Mobile food trucks could be a reality this summer in Horry County, and the chairman of the ad hoc committee looking at the issue would like to see it start this year.
Steven Neeves, a member of the Horry County Planning Commission and chairman of the committee assigned to look at the viability and potential rules around food trucks, said Thursday he would like the process to be done right rather than set a deadline for completion.
“We want to do it right and we have a lot of information to go through,” Neeves said at the committee’s first meeting Thursday. “I think once we get through it next month, and then the following month go through a public hearing, then we may have something to start actually in another month after that.”

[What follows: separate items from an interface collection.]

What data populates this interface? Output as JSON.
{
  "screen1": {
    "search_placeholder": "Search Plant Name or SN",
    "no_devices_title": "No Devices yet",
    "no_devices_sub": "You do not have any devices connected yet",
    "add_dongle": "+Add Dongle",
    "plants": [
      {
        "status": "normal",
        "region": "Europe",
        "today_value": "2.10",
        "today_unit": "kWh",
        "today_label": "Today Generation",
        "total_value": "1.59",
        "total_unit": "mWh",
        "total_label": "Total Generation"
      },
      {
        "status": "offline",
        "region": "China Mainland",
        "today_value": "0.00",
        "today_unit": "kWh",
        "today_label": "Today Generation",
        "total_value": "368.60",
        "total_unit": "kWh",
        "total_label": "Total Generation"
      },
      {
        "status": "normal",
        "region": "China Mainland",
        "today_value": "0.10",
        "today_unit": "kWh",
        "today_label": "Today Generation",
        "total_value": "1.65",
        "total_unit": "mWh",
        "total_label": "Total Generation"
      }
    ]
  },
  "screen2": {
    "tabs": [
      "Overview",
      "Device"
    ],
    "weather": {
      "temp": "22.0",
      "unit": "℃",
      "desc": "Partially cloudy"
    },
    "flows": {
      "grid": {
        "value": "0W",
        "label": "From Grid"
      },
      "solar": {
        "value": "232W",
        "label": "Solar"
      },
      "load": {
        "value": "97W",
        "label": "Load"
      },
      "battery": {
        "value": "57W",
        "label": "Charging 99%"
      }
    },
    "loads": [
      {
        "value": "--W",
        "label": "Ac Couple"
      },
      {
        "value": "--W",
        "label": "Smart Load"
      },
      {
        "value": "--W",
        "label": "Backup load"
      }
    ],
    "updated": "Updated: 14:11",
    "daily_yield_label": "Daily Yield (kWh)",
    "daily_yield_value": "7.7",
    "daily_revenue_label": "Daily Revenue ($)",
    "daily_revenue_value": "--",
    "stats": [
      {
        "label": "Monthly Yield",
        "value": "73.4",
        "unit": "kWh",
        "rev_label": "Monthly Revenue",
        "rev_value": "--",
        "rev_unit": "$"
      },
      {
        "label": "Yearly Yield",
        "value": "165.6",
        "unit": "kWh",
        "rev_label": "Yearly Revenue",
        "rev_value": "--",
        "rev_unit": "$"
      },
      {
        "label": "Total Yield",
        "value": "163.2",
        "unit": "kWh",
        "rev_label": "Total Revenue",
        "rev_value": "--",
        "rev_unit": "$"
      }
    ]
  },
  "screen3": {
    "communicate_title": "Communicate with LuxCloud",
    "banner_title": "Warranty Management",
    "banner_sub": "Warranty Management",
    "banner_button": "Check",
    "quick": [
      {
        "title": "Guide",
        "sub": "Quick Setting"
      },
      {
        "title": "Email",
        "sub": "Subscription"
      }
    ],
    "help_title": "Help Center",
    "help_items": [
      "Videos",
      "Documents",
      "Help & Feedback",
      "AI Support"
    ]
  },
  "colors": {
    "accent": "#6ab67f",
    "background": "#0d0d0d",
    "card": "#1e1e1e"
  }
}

Neeves was referring to an April 24 meeting where the committee will discuss ideas for the details of the program, including the various mobile vending types, the locations where they will be allowed, signage allowed, conduct expected and the permitting required for the program. From that meeting, the committee is expected to set a public hearing to allow members of the public to discuss concerns. It then would go to the county’s infrastructure and regulation committee before it would be considered by the full council.
“The goal here at the beginning is just to do it right from the beginning so we don’t have to deal with changes down the way,” Neeves said. “I would love to have something this season. I don’t think we need to make a Fourth of July deadline, but I would love to see something before the end of the season so people could start making plans for next season.”
Plenty of work has already gone into this project, including surveys of the public and examination of best practices in other communities. The council’s infrastructure and regulation committee has already supported the idea of a one-year pilot program to see how it would work.
The county’s planning department has surveyed the public online and has had a public meeting on the issue already. Of the more than 540 people who have taken the survey, 94 percent favor food trucks, according to Mary Catherine Cecil, senior planner with the county. She said some of the survey respondents did not want to see the trucks in residential areas and did not want to see them too close to established businesses that sell food.
Some concerns arose about the cost of the permit to make sure those who get special event permits, like the ones purchased for the county’s bike weeks, were different than the ones the county is considering for mobile food vendors.
“Why don’t we limit the bike week permits to just that period, and then the problem is solved,” said Danny Hardee of the ad hoc committee.
Michael Mitchell, one of two members of the public at the committee meeting, asked whether the county planned to have a limited number of licenses available and Carol Coleman, deputy director of planning and zoning for the county, said that issue is still up in the air.
“That probably would be something that was up for discussion because the current regulations for food carts limits the number given in each district,” Coleman said.